Idle, as if there is nothing to do
Idle – to move slowly or lounge, without purpose as if there is nothing to do.
Shawn Atleo, national chief of the Alliance of First Nations, was satisfied with on-going talks with the federal government over treaty rights.
But Chief Theresa Spence, of Idle No More, refused to attend, hoping a meeting with the governor general, a link to the monarchy, would be more productive.
Last Saturday, it was reported that Spence left Rideau Hall early because the meeting with the Queen’s rep ‘seemed like a show.’ Natives at the grass roots feel that way about more talks, while Harper continues to erase habitat protection in law – an imminent threat to water.
“Water is life for our people,” insists the 2012 document, “Save the Fraser Declaration.” It’s endorsed by 100 indigenous nations, who warn they won’t allow fish, animals, and people to be exposed to an Enbridge oil spill in the Upper Fraser River Watershed.
Native talks with government need a unified voice if they hope to stop projects like Gateway. Enabling oil industry expansion is a powerful motive made clear by Harper’s program to erase habitat protection in statues – the Fisheries Act last year, and now the Navigable Waters Protection Act.
The 1982, NWPA guaranteed all Canadians unobstructed travel down rivers – no pipelines, bridges. In doing so, it protected rivers from pollution.
According to ecojustice (Bill-C45 and the NWPA), amendments mean the act will only prohibit work “in, over, under, across, or through” a mere 62 of Canada’s 2.25 million rivers. That leaves 99.7 per cent with no protection.
Last week, MP, Fin Donnelly told a local town hall meeting that rivers left out include the Alouette.
Natives in northern B.C. are fearful. If the Enbridge pipeline goes ahead, 800 streams and five major salmon rivers would have pipes across them. Oil spills would destroy streams, habitat, and native culture. B.C.’s First Nations would share the fate of those in Alberta forced to abandon a tradition of fishing in rivers like the Athabasca, or eat a poisonous catch.
In Alberta, water has been poisoned by the tar sands.

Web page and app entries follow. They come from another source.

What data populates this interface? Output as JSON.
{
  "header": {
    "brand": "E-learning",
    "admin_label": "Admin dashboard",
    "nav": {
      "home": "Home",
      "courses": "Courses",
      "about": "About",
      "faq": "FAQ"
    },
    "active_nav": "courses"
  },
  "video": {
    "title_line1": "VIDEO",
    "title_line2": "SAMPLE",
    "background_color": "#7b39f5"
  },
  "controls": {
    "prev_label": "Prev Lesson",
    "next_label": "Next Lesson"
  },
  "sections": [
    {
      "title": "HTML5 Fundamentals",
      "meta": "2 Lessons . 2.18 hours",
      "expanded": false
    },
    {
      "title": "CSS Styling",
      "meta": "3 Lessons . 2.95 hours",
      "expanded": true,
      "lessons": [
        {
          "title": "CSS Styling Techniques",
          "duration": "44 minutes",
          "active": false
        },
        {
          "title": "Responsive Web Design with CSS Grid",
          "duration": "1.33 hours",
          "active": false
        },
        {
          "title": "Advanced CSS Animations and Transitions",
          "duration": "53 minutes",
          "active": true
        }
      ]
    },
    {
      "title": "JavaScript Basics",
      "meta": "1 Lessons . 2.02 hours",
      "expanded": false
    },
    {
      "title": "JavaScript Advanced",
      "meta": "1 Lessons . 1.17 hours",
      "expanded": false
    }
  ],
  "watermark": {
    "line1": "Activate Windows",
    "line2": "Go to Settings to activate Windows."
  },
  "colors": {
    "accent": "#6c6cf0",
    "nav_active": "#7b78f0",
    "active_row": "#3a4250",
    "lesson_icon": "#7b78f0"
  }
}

A recent study by Environment Canada and Queen’s University links toxic sediment in lakes – chemicals, mercury, and 40 carcinogenic polynuclear aromatic hydrocarbons – to the sands.
Dr. John Smol, a biologist with the study, told Quirks and Quarks (CBC, Jan. 12) sediment in lakes 50-90 km from the sands prove PAHs have multiplied 23 times since production began there in 1967.
“We have the smoking gun,” said Smol.
Impact on water will only increase, he added, because the oil industry will bump production 2.5 times in the next 15 years.
Many behind Idle No More think time for talk has run out. They say they’ve been treated like victimized children for centuries.
History bears them out. In 1670, King Charles II of England, without consultation, ruled that indigenous people who’d occupied Canada didn’t have any legal rights to it. He gifted it to the newly formed Hudson Bay Company of Adventurers. One of the principles of the firm – capitalists known as “bourgeois” – was the king’s cousin. Charles dubbed the newly discovered territory, Rupert’s Land, after him.
Transfer of ownership was easy for a king. Charles drafted a “charter” – a kind of omnibus bill in those days. It entitled the HBC to “all the rivers and streams draining into Hudson Bay” – 1.5 million square miles, land known today as Manitoba, Saskatchewan, the North West Territory, much of Alberta, and Nunavut.
Control here remained in the hands of the elitist HBC for 200 years; until the new Dominion of Canada bought it for provinces in the 1870s – not from the natives, but from the firm.
What 17th Century thinking justified giving 40 per cent of Canada to a group of private businessmen?
Firstly, “the divine right of kings” asserted that Christian monarchs with direct links to God, were entitled to act without consulting aboriginals.
That idea lives on in Canada with a Prime Minister who rewrites laws to enable industry, and disempower and demoralize citizens.
Charles believed “savages” were children to be managed, and the feudalistic HBC exploited them. Canada’s Indian Act of 1876 is equally paternalistic. It still allows the federal government to decide – unilaterally – who qualifies as an Indian. Folks in Idle No More think a change in attitude is overdue.
Lastly, trade and commerce were considered the backbone of civilization in the 17th Century; resources to be extracted for profit.
According to King Charles, savages couldn’t develop a solid business plan. That would need the bourgeois, who deserved an open door to development. Sound familiar?
Like the Arab Spring, Idle No More may bring the only solutions to centuries of social injustice.
Jack Emberly is a retired teacher, local author and environmentalist.